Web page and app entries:
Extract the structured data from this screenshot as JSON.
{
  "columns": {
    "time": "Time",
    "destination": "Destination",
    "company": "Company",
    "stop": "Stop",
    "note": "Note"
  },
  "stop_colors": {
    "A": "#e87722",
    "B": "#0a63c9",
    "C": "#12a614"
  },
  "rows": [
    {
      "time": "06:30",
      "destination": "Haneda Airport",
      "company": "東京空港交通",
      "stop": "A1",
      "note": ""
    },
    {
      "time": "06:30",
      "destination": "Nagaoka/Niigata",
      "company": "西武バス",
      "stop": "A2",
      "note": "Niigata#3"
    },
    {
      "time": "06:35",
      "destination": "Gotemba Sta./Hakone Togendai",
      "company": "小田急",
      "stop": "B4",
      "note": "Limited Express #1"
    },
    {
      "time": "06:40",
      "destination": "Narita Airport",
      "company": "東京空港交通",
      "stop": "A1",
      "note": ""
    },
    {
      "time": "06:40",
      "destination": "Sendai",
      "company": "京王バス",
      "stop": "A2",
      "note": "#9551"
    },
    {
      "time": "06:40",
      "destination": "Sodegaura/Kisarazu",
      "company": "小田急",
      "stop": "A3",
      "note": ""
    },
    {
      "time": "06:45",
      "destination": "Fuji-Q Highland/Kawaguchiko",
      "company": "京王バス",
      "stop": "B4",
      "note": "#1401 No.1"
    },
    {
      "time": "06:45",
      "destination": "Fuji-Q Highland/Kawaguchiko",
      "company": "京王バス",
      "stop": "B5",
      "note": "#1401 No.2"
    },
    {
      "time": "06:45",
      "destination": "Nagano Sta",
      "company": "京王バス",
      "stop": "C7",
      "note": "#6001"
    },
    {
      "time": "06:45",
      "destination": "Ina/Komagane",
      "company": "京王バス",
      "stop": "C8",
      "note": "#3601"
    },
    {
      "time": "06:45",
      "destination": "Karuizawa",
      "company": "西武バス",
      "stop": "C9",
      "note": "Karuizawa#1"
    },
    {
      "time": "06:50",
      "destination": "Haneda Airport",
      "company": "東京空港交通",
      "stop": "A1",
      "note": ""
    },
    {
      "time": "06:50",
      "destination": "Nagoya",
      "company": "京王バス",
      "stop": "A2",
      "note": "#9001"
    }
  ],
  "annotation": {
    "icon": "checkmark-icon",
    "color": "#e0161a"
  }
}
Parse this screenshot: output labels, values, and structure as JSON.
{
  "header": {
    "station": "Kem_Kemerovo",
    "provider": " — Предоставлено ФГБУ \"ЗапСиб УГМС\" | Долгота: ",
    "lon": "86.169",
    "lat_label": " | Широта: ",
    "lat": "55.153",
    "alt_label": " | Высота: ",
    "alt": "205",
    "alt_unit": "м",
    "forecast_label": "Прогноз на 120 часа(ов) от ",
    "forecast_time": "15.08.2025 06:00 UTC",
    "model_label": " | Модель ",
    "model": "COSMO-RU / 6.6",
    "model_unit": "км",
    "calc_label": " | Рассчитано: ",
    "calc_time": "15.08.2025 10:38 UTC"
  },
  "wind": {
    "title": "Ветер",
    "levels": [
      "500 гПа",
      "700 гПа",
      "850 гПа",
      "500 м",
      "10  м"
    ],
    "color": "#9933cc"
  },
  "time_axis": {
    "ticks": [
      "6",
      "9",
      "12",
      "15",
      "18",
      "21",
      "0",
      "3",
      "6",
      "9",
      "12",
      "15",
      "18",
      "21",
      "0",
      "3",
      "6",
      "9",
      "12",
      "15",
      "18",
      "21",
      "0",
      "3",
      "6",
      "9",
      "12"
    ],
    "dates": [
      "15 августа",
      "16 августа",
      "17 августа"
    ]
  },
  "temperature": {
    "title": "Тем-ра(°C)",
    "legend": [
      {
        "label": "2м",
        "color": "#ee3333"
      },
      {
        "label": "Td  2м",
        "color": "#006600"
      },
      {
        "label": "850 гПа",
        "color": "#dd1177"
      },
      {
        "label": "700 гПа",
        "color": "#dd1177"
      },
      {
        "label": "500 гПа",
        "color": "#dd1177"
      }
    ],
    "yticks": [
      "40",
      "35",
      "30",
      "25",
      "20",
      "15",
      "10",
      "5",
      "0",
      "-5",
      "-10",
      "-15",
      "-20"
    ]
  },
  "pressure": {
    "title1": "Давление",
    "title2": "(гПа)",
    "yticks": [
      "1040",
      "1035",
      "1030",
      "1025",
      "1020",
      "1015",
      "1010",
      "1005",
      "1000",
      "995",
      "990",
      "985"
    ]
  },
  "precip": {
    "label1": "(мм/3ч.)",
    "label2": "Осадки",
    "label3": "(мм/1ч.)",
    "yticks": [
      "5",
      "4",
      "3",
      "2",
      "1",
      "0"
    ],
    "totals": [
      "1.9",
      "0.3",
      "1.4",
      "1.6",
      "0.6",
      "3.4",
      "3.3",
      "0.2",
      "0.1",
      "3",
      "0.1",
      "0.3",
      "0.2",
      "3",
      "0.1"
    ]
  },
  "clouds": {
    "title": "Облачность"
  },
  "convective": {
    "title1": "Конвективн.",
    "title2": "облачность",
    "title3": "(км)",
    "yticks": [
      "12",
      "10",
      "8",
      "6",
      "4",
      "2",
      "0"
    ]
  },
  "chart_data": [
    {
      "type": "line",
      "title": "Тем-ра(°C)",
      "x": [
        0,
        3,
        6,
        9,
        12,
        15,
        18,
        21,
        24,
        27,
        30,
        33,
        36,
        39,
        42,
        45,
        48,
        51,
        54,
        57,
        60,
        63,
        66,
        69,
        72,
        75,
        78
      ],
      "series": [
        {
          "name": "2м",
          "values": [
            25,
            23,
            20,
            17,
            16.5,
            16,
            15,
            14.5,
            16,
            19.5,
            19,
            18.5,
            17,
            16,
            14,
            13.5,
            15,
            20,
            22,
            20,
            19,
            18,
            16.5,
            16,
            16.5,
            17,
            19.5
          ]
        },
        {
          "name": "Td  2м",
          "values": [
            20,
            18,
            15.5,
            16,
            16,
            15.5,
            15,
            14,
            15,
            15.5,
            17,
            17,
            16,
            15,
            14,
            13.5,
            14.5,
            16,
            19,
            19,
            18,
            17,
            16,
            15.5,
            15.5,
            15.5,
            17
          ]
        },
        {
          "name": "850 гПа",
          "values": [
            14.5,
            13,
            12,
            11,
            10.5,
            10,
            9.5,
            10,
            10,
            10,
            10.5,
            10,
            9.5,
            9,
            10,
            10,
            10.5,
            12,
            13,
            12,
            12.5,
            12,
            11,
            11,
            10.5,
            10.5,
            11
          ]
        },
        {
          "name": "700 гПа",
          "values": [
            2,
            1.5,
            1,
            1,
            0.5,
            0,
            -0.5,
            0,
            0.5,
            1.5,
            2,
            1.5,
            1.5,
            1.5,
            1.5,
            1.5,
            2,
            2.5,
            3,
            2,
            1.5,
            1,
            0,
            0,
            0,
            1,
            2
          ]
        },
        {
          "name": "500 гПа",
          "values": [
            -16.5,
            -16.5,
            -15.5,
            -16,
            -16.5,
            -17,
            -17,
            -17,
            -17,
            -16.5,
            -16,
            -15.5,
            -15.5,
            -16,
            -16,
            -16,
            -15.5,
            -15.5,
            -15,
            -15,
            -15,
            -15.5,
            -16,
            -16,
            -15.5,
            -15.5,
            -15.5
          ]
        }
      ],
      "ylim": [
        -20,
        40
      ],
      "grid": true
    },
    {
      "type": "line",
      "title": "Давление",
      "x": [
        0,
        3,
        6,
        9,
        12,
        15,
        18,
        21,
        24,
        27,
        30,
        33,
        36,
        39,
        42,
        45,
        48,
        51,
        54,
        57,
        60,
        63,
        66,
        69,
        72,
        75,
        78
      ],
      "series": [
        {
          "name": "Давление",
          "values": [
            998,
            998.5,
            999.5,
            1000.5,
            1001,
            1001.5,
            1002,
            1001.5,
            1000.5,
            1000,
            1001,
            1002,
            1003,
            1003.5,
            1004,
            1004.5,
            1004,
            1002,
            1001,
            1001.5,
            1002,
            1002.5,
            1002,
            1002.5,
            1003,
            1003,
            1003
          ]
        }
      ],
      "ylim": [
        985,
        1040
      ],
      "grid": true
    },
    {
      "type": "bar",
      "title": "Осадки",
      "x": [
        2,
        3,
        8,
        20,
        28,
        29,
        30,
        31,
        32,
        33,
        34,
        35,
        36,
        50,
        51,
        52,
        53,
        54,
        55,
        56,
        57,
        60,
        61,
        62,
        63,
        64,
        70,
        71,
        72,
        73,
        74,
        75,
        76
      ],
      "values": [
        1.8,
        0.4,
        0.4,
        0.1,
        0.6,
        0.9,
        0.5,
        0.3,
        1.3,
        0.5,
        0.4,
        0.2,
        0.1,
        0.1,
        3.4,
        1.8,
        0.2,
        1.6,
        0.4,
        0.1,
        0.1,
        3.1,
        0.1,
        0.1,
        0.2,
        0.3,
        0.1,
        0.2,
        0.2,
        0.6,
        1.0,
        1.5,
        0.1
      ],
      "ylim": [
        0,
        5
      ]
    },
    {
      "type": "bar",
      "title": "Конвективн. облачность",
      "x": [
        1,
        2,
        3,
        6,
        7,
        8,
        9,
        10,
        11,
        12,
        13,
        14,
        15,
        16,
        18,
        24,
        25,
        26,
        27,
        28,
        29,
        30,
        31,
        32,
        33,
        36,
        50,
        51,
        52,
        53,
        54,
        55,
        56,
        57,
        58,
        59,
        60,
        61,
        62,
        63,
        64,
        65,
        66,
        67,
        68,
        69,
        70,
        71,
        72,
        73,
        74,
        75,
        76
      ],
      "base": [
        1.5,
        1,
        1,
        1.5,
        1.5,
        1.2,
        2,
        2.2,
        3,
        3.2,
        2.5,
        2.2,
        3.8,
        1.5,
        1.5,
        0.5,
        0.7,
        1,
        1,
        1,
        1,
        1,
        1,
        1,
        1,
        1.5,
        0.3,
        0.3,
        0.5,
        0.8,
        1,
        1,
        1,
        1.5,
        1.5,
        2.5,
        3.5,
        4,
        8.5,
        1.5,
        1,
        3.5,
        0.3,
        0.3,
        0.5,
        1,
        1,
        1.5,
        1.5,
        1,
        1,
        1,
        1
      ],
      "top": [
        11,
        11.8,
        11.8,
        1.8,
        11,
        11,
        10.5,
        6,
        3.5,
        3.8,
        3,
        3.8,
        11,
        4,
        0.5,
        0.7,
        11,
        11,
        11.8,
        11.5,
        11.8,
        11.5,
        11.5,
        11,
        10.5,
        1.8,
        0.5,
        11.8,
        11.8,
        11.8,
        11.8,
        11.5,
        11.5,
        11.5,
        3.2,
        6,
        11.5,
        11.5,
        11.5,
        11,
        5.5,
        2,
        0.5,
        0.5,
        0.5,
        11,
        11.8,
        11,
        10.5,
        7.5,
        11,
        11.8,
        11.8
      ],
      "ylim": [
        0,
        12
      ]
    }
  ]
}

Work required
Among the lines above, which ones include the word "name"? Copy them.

Answer space
          "name": "2м",
          "name": "Td  2м",
          "name": "850 гПа",
          "name": "700 гПа",
          "name": "500 гПа",
          "name": "Давление",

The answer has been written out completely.